Nuclear plants a big security risk
As Taiwan’s August referendum on completing its Fourth Nuclear Power Plant approaches, one question that has not yet been fully considered is to what extent this and Taiwan’s other three plants are military liabilities — radioactive targets that China aims to attack.
At best, a threatened strike or an intentional near-miss against one plant would likely force the government to shut the other nuclear plants down as a precaution. At worst, a strike could produce Chernobyl-like contamination, forcing the evacuation of millions.
Some partial, temporary defenses are possible and should be pursued, but ultimately, the smart money is on substituting non-nuclear alternatives for these reactors as soon as possible.
As Ian Easton noted last month in these pages, Beijing released a 2013 internal course book on Taiwan’s military geography that spotlighted a potential amphibious landing area at Fulong Beach where Taiwan’s fourth incomplete nuclear plant sits (“Ian Easton On Taiwan: Are Taiwan’s nuclear plants safe from Beijing?” April 12, page 6).
The military handbook also highlighted Xialiao Beach, which hosts Taiwan’s Guosheng Nuclear Power Plant in Wanli District (萬里).
In a separate 2014 People’s Liberation Army (PLA) field manual, Easton noted, Taiwan’s reactors were described as high-value targets that should be temporarily knocked out (for subsequent reopening) with precision weapons fired from helicopters. That is the optimistic plan.
However, the PLA appeared uncertain about how surgical its attacks might be.
Yet another 2015 PLA guidebook, Easton notes, warned PLA troops that they must be prepared to fight through nuclear “contamination,” and they may need to “wash” themselves off as they complete their invasion.
Since these military guidebooks were written, the PLA has acquired thousands of additional highly accurate ballistic and cruise missiles and drones, which make highly precise attacks against Taiwan’s reactors much easier.
What might the consequences of such precision attacks be? Bad to catastrophic. The Nonproliferation Policy Education Center, which I run, recently commissioned a radiological analysis of several Chinese strikes against Taiwan’s nuclear plants. In the least destructive case, the Chinese target one of their missiles just near the reactor — perhaps the plant employees’ parking lot. While the Chinese missile might not kill anyone, Taiwan’s government would likely pull all of their reactors off the grid as a precautionary measure.
That is roughly 10 percent of Taiwan’s electrical production. In addition, residents near the reactors would likely hit the road in massive numbers to evade possible follow-on attacks. These attacks might target the reactors’ grid connection or its emergency diesel generators. This, again, would not necessarily lead to a core meltdown (unless both were hit simultaneously), but would definitely put the population on edge.
That is the best case. Much worse would be a missile or drone strike against the reactor’s control room or reactor core. In these cases, a loss of necessary coolant and radiological release are likely.

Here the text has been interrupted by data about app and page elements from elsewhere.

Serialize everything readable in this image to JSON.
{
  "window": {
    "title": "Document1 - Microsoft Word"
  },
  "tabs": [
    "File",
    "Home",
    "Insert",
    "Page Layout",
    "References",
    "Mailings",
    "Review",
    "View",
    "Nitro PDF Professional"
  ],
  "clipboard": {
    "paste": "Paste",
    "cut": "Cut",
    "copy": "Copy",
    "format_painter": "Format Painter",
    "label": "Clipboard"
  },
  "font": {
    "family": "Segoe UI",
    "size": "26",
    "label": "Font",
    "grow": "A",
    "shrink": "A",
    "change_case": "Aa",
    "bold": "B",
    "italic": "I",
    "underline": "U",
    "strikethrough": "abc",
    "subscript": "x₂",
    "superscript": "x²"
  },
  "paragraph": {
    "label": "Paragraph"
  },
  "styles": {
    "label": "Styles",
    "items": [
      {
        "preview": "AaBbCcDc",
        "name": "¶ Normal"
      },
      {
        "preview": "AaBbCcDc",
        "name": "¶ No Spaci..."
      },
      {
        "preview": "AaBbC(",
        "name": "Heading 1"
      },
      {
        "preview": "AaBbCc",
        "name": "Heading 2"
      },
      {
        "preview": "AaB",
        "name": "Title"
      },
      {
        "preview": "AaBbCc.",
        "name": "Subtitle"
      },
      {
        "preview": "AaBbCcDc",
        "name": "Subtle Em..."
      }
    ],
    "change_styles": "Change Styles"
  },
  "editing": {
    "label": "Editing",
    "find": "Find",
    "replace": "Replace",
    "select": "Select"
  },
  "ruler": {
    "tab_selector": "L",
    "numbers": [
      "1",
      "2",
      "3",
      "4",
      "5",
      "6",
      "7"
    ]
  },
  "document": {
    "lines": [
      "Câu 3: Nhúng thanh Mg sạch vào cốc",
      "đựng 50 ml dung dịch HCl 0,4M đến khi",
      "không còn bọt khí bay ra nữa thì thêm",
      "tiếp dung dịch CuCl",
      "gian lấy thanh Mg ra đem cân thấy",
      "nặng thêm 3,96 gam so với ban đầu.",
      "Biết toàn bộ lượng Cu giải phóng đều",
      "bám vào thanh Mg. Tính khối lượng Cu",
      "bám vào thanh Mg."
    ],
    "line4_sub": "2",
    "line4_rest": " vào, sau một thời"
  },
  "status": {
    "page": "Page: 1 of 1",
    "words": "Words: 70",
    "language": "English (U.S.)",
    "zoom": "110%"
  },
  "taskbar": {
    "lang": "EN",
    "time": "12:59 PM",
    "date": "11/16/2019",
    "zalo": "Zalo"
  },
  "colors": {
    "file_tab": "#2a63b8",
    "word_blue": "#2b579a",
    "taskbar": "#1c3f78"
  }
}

What the consequences might be depends on the prevailing winds. Here are maps of an attack on the Maanshan plant at Kenting in June and in December. The orange and red areas describe irradiated regions the U.S. Environmental Protection Agency would recommend populations be evacuated from.
In either case, the evacuation of many thousands to several million is likely.
Of course, if China hit Taiwan’s spent reactor fuel ponds, the contaminating radiation released would be far greater.
None of this is welcome news. All of it recommends shutting down Taiwan’s nuclear plants as soon as is practical and replacing them with non-nuclear alternatives. At a minimum, completing Taiwan’s fourth reactor should be a nonstarter.
In the interim, Taiwan should remove as much radioactive waste from its spent reactor fuel ponds as possible and place it in hardened, concrete dry storage casks. The US, Euratom nations, and Japan are already doing this; so should Taiwan.
Taiwan should also build emergency spent fuel pond sprinkler and cooling water monitoring systems to reduce the likelihood of spent fuel fires if these pools are hit and water levels become dangerously low. Taiwan also should consider building remote control rooms for its three operating plants, as Japan has done in at least one case.
Finally, it should consider hardening certain structures and actively defending at least against local drone attacks.
As urgent as these steps are, none, however, should be taken with an eye to extending these reactors’ operations. Just the opposite. If Taiwan is serious about its national security, it will replace all of these potential radiological targets with non-nuclear generators as soon as possible.
Henry Sokolski is the executive director of the Nonproliferation Policy Education Center in Arlington, Virginia, and author of Underestimated: Our Not So Peaceful Nuclear Future. He served as deputy for nonproliferation policy in the office of the US secretary of defense during former US president George H.W. Bush’s administration.